    Thanks very much,

    Dave Reece

  • Fawn Laffin

    I have a Old Mug-Cream Pitcher of Charles Dickens
    On the bottom of the Pitcher is carved
    Charles Dickens 1812-1870
    Then there is I guess a blue Stamp or Marker that reads
    Buleigh Wave
    doggess? & Leighits?
    B8TO?- 1851
    (theres some time of Crest or symbol in between the above)
    there there is a number 11 on it as well…. we beileve it was the 11th made…It belong to my great Great Aunt. not sure hwere she got it from… ANy help on this iteam would be of great help….. We tryed to google it with no luck…… Sincerely Fawn Laffin
    e-mail: or

  • Meredith Gorres

    I have a 10″ Toby jug that I bought for $35 at a yard sale a couple months ago. He’s wearing a three-point hat, has a creepy semi-toothless face, and his stomach sticks out (right hand resting on it). His left hand is holding a jug. He has black hair and is wearing a dark blue coat, black pants, and red shoes. There is a blue and green sponge paint design on the base, handle, and the jug he’s holding. There are no markings on the base, just a newspaper page that came with him. Back in 1985, Museum Village in Smith’s Clove, NY had one, as they provided the picture in the newspaper. I have not seen anything like it on eBay, so I’m wondering how rare it is. I have been watching ever since I bought it. He can’t go for full price as he has a chip out of his hat and some crazing on his white face and shirt. If you could provide a little information about this particular jug, it would be greatly appreciated. Thank you!

  • Raymond David Fillpot

    My sirname is FILLPOT, and I am searching for a Toby Fillpot mug.
    Can you help me?

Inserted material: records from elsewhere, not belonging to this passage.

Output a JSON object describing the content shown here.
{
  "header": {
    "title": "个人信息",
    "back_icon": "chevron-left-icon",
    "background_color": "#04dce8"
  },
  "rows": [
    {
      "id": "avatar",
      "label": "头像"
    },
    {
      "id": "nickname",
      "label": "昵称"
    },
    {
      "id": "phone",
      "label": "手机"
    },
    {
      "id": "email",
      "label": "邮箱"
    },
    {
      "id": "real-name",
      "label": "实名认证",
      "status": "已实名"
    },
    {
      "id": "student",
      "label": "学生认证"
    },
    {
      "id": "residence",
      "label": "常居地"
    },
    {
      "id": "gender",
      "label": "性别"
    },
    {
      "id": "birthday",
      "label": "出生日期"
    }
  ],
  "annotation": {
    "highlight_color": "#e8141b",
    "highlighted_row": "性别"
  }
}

    R.D. Fillpot

Ready to invest in WorthPoint? →

Securities offered through North Capital Private Securities, Member FINRA/SIPC